How often do we feel leaving someone begging for forgiveness, even without forgiveness, gives us a sense of righteous fulfilment?
When someone asks for my forgiveness, and I refuse to forgive them, then the balance of power has shifted. When they were wronging me, they were in control. When I refuse to forgive, I assume control.
And how often we love to be in control, in power, to use that control and power?
On the cross, Christ is no longer in control. He has emptied himself of everything and gives up all control over how he is going to die, how his body is going to be disposed of.
But he does not say: “I’ll wait on others to ask for forgiveness before I say, ‘Father, forgive them; for they do not know what they are doing’.”
It is also difficult to forgive when I feel that I have no right to offer forgiveness. Can I forgive the Holocaust, the decades of murder in Northern Ireland, the decades of oppression and racism in South Africa, the murders on 9/11, “ethnic cleansing” in the Balkans, or, more recently, attacks on innocent civilians, mothers and children, in the Gaza Strip, or by Isis on Christians, Yazidis and a variety of Muslims in Iraq and Syria?
Asking whether those who perpetuated those crimes are willing to amend their ways and are willing to give commitments that these crimes are never, ever, going to be repeated, is seldom a possibility after this lapse of time.
But how can I forgive those great crimes of the past century when I was not a Jew in Auschwitz, a policeman in Armagh, a black African in Soweto, a worker in the Twin Towers, a Bosnian, Serb or Croat who lived through the horrors that came with the break-up of Yugoslavia, a Palestinians mother in the Gaza Strip, a Syrian or Iraqi refugee?
Yet the first call on my forgiveness may not be the major crimes of recent decades. Sometimes I am called not even to forgive those who have been offensive to me in word and deed, at work or at home.
Sometimes, the most difficult person to forgive is myself, for the things realise I have done to others, for the things I have said about others, for the things I have done to those I love, for the things I have done to myself. Or, in the words of The Book of Common Prayer, when I have left undone those things I ought to have done, and I have done those things I ought not to have done.
When Christ calls out on the Cross, “Father, forgive them; for they do not know what they are doing,” I know not what I have done and what I have left undone that has placed him there.
But whether I know or know not, he asks the Father for forgiveness for me.
And my response should be not to ask why, but to accept. I cannot hold back from accepting that forgiveness. I cannot try to hold power over God.

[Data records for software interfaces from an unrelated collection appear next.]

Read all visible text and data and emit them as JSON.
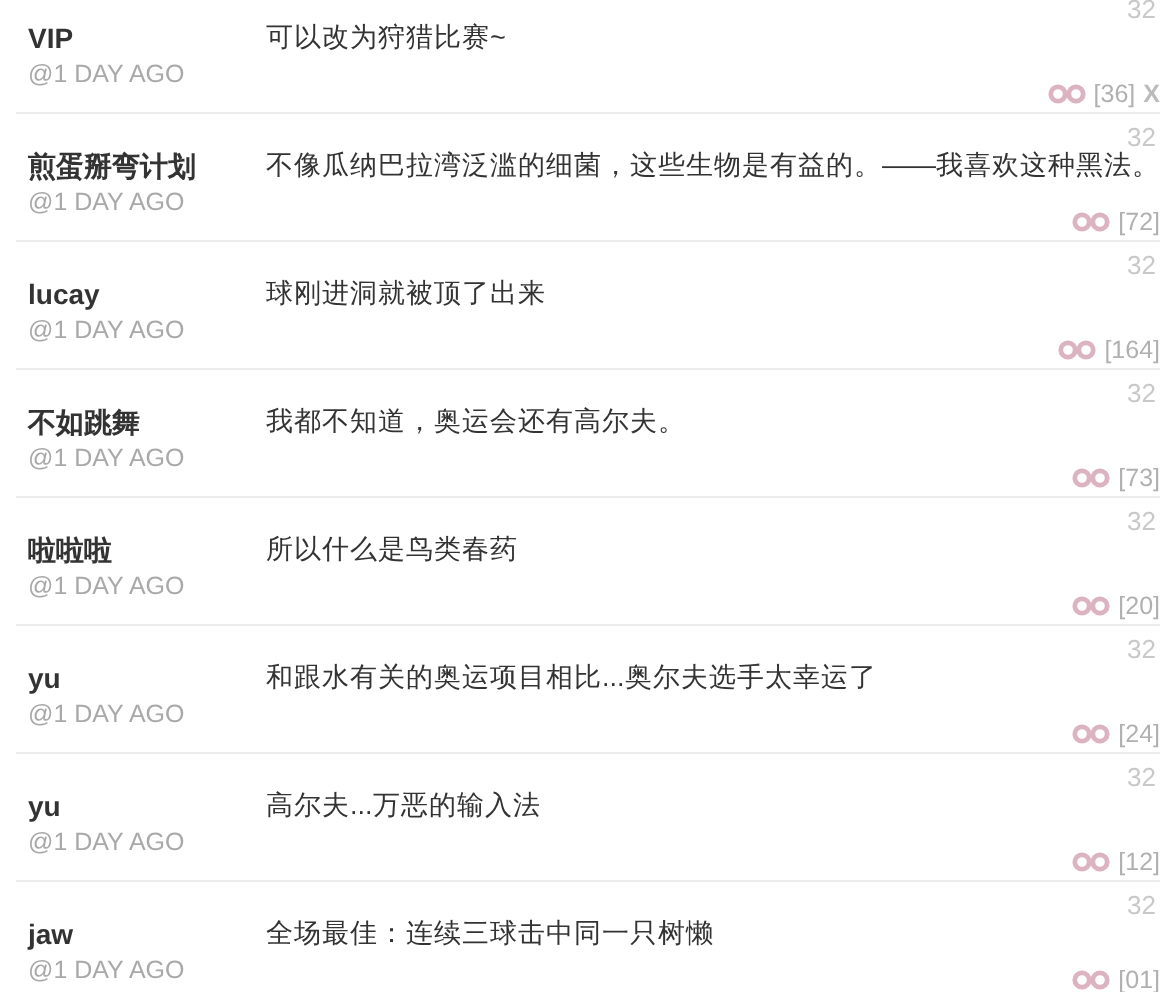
{
  "comments": [
    {
      "user": "VIP",
      "time": "@1 DAY AGO",
      "text": "可以改为狩猎比赛~",
      "score": "32",
      "count": "[36]",
      "action": "X"
    },
    {
      "user": "煎蛋掰弯计划",
      "time": "@1 DAY AGO",
      "text": "不像瓜纳巴拉湾泛滥的细菌，这些生物是有益的。——我喜欢这种黑法。",
      "score": "32",
      "count": "[72]"
    },
    {
      "user": "lucay",
      "time": "@1 DAY AGO",
      "text": "球刚进洞就被顶了出来",
      "score": "32",
      "count": "[164]"
    },
    {
      "user": "不如跳舞",
      "time": "@1 DAY AGO",
      "text": "我都不知道，奥运会还有高尔夫。",
      "score": "32",
      "count": "[73]"
    },
    {
      "user": "啦啦啦",
      "time": "@1 DAY AGO",
      "text": "所以什么是鸟类春药",
      "score": "32",
      "count": "[20]"
    },
    {
      "user": "yu",
      "time": "@1 DAY AGO",
      "text": "和跟水有关的奥运项目相比...奥尔夫选手太幸运了",
      "score": "32",
      "count": "[24]"
    },
    {
      "user": "yu",
      "time": "@1 DAY AGO",
      "text": "高尔夫...万恶的输入法",
      "score": "32",
      "count": "[12]"
    },
    {
      "user": "jaw",
      "time": "@1 DAY AGO",
      "text": "全场最佳：连续三球击中同一只树懒",
      "score": "32",
      "count": "[01]"
    }
  ]
}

When I cannot forgive, when I have no right to forgive, when I am powerless to forgive, when it is not my place to forgive, when I have no right to forgive, when I refuse to forgive, when I am too weak to forgive yet think I am being strong in refusing to forgive, when I delay, dally and ponder whether I should forgive, when I take control and leave others waiting to be forgiven, I realise I am not perfect.

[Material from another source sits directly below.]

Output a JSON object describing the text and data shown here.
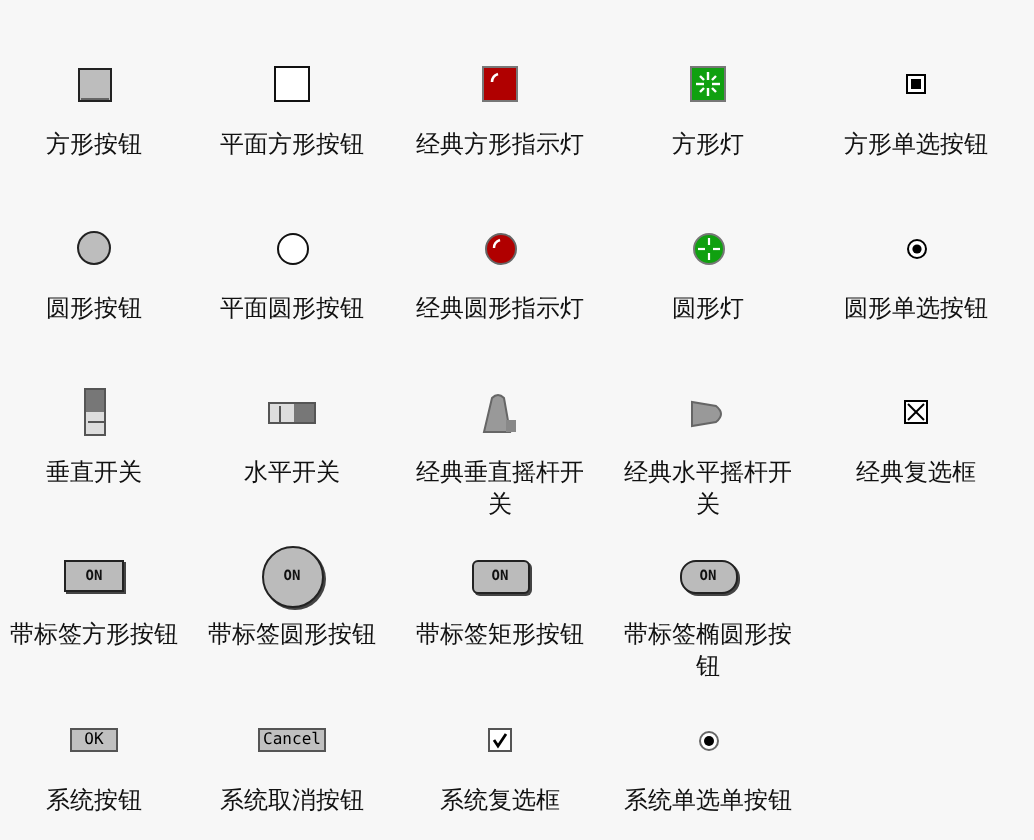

But Christ’s response is perfect, and that can be good enough for me, at least for today.
My response to God’s forgiveness should be generous acceptance. And in that I have freedom from all past hurts; all past offences and all hidden wounds are healed.
Lord Jesus Christ,
in your hour of agony,
you asked your Father’s forgiveness
for those who caused you pain.
Give us strength to love our enemies
and bless our persecutors,
that we may reflect your love to those around us,
for your mercy’s sake. Amen.
(Revd Canon Professor) Patrick Comerford is Lecturer in Anglicanism, Liturgy and Church History, the Church of Ireland Theological Institute, Dublin. This is the first of seven reflections on “the Seven Last Words” on Good Friday, 3 April 2015, in All Saints’ Church, Grangegorman, Dublin, where the Vicar is Archdeacon David Pierpoint.